Such science is leading a revolution in medical care: advances in engineering techniques have given us insulin pumps for diabetes; cochlea implants for deafness; and there are realistic prospects of repairing nerve cells for sufferers of Parkinson’s and Alzheimer’s disease. It may soon be possible to replace heart muscle cells.
A few years ago, all this would have seemed like Black Magic. Soon, fantasy will become reality, with commercial challenges that are simply staggering.
Many challenges also offer opportunities. At the birth of Christ, world population was – probably – 300 million. By 1900 – 19 centuries later – it had grown by something over one billion. We now grow by nearly one billion every decade.
World population is projected to reach 8 or even 9 billion by 2050. This is like absorbing two more nations the size of China. It offers social threats and economic opportunities.
These are just a few of the challenges in our post recession world.
One certainty: many countries borrowing money – from markets, one another, International Financial Institutions. Not always straightforward.
Inevitably, there are many challenges I have not touched upon: the danger of nuclear or biological terrorism; the insecurities created by the arc of uncertainty from Syria to Pakistan; the enigma of Russian policy-making.

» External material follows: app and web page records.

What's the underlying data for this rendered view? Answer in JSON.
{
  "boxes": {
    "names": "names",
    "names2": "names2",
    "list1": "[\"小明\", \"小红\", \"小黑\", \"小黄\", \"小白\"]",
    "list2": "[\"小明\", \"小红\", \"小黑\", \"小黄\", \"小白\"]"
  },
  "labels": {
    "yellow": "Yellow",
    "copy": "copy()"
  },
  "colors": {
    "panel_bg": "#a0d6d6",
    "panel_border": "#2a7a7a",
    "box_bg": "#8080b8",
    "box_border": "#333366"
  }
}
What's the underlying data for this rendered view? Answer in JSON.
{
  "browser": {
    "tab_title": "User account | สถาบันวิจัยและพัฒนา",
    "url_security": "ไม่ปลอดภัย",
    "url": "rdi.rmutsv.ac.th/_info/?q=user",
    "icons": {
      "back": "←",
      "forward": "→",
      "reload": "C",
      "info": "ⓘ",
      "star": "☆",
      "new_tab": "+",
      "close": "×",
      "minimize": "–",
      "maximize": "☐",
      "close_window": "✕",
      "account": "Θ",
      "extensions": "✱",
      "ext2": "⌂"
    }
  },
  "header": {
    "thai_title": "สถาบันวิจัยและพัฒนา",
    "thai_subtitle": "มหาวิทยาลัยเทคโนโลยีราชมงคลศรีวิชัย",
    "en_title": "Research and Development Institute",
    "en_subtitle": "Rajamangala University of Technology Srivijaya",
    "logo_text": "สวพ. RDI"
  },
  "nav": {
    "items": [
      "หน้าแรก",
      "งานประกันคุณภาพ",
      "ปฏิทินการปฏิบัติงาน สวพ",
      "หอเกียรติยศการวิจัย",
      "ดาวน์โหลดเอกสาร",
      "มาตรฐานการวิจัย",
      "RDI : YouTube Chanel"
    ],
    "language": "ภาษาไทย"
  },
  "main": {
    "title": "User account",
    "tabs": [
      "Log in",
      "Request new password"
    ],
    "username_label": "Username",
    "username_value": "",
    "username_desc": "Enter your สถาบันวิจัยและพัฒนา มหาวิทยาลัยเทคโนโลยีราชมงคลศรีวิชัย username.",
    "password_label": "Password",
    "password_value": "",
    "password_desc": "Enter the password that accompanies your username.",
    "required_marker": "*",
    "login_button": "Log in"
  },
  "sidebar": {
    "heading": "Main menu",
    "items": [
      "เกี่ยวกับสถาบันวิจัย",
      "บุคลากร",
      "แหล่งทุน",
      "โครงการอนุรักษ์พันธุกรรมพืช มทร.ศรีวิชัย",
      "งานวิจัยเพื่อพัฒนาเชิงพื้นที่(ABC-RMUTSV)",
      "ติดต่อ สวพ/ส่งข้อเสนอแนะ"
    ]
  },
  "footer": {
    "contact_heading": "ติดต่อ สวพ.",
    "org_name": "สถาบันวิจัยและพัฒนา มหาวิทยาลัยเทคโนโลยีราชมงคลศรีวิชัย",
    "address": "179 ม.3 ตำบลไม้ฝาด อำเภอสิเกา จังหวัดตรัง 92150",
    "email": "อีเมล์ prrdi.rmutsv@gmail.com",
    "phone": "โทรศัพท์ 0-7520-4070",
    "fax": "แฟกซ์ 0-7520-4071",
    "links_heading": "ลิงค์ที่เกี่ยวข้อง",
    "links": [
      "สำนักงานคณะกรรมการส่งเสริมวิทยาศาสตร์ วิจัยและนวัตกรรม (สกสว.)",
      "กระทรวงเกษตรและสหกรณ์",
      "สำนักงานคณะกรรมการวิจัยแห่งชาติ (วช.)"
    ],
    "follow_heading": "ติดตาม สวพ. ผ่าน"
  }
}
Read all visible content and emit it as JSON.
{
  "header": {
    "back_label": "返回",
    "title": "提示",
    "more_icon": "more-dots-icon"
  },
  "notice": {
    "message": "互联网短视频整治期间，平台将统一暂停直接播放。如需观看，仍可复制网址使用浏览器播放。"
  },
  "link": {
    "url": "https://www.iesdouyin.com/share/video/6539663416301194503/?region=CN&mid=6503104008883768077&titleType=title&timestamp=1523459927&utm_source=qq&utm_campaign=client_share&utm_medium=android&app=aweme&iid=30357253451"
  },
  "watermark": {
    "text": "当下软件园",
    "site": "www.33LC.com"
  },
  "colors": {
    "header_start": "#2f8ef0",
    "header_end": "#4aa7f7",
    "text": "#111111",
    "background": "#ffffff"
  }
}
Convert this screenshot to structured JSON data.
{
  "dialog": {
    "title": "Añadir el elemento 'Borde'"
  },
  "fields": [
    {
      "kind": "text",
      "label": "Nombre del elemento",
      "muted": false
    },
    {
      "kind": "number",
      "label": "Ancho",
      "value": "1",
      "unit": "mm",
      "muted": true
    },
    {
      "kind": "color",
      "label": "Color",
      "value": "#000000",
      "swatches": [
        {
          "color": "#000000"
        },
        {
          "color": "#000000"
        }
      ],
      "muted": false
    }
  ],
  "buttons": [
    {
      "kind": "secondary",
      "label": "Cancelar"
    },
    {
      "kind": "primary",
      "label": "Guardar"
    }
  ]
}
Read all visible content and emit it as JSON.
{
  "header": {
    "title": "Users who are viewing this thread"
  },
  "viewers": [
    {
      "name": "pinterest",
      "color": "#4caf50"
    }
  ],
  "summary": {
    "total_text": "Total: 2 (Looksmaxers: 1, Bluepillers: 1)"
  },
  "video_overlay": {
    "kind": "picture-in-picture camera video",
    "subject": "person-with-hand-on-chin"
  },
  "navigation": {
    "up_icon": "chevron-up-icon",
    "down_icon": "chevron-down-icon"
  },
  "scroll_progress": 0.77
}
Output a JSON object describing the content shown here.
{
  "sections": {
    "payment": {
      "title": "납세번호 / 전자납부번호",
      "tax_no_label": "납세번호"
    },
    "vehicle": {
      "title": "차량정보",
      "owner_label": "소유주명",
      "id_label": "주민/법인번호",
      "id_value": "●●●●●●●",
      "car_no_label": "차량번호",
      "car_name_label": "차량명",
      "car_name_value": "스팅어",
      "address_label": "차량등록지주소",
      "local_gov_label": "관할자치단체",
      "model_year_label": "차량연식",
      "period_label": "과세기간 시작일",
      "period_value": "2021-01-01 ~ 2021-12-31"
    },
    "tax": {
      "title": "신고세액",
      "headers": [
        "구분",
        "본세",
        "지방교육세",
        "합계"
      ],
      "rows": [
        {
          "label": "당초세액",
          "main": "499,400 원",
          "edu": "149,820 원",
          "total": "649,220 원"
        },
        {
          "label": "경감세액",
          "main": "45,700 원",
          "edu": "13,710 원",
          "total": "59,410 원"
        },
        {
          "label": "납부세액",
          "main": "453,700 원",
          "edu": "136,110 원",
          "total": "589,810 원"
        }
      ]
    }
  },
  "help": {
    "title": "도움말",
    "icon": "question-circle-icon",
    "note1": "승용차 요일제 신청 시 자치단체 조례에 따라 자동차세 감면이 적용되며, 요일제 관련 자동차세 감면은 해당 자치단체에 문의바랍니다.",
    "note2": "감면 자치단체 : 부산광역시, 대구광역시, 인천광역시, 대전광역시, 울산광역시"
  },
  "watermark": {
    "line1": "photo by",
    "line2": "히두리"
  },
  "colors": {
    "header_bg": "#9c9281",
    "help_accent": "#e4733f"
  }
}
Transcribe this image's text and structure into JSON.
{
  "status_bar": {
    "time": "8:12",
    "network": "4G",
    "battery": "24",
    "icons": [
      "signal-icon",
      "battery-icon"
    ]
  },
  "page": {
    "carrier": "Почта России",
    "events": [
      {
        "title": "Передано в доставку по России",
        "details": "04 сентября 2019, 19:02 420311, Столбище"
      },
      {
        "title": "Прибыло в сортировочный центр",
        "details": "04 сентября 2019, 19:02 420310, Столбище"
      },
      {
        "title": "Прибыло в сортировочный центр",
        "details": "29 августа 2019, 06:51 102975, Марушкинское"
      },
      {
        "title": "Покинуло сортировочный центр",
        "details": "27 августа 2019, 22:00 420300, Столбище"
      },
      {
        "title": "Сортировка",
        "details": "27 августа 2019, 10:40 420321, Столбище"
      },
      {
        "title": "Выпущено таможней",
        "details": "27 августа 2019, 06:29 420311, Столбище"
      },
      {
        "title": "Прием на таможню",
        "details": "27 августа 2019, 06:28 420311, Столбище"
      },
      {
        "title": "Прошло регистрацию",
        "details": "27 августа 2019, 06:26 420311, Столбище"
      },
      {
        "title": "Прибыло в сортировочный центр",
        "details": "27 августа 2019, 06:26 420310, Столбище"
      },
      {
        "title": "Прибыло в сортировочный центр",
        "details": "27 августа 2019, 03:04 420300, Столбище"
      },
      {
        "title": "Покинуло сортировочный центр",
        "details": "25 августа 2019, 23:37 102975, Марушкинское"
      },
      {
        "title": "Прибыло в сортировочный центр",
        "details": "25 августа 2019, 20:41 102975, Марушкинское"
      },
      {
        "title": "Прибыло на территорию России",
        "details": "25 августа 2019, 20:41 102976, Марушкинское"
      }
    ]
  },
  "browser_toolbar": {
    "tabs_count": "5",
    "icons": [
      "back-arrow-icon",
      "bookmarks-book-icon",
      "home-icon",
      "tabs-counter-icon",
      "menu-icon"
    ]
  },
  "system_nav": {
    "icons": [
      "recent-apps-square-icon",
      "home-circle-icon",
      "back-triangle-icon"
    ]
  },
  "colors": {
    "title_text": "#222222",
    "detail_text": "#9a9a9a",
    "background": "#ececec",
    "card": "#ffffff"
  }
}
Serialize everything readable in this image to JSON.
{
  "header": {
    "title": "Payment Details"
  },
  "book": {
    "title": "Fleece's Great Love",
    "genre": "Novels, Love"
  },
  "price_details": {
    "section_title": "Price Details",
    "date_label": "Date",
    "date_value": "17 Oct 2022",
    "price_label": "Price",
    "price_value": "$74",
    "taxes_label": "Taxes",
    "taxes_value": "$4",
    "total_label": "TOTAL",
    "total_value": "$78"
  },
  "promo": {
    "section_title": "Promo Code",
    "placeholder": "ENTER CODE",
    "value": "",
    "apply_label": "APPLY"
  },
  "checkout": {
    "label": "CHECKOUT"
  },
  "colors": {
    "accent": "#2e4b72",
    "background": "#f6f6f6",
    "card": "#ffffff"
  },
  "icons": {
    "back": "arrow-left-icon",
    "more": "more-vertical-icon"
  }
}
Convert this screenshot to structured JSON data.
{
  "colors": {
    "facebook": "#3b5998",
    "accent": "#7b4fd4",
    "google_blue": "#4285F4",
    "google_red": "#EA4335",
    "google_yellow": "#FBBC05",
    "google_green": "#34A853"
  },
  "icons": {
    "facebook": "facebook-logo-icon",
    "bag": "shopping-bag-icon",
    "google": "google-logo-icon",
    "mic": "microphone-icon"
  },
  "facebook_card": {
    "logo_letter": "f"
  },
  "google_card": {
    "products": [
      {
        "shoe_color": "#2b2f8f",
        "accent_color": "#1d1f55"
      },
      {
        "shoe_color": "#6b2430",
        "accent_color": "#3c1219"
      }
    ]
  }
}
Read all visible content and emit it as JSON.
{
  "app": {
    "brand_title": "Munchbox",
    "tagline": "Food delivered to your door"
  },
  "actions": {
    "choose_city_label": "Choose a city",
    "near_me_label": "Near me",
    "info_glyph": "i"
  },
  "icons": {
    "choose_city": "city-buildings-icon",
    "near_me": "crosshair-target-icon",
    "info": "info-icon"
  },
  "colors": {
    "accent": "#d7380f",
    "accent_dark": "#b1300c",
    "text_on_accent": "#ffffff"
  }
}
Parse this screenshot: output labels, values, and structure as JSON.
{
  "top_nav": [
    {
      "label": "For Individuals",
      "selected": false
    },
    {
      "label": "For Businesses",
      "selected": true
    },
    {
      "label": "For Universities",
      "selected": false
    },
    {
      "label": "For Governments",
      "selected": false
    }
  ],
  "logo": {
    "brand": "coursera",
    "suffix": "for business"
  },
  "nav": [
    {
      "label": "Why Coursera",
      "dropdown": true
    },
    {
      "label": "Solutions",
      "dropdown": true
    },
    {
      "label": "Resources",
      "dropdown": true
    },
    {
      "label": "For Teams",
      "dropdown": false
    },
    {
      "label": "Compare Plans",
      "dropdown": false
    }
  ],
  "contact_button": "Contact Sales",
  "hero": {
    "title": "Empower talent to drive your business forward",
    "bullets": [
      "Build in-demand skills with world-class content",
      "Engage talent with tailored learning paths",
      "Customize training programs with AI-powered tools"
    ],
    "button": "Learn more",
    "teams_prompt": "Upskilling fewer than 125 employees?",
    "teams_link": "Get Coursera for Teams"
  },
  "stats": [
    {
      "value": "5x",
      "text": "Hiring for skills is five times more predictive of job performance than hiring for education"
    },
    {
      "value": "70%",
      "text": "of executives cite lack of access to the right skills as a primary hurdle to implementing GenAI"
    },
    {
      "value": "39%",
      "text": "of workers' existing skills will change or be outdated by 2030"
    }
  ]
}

All are formidable – but let me add a little balance: pre-financial crisis, fifteen years of high growth improved the quality of life for hundreds of millions of people.
Investment across nations minimises the risk of wars. Life expectancy is rising.
China and the US have developed a peaceful relationship. Japan and China are repairing old scars. Democracy is expanding. Poor, forgotten Africa is growing. Europe has moved the free market eastwards and southwards.
In a preface to some famous essays, an English philosopher flatteringly observed to his patron that “You have planted things that are likely to last”.
So have we – in our own time. The Free Market. The Global Market. Democracy. A Union across Europe. The concept of supra-national co-operation. All gifts from the West to the world – with the UK as a principal donor.
It is a record of which to be proud.
But what remains to be achieved is greater yet, and the challenges will go on and on.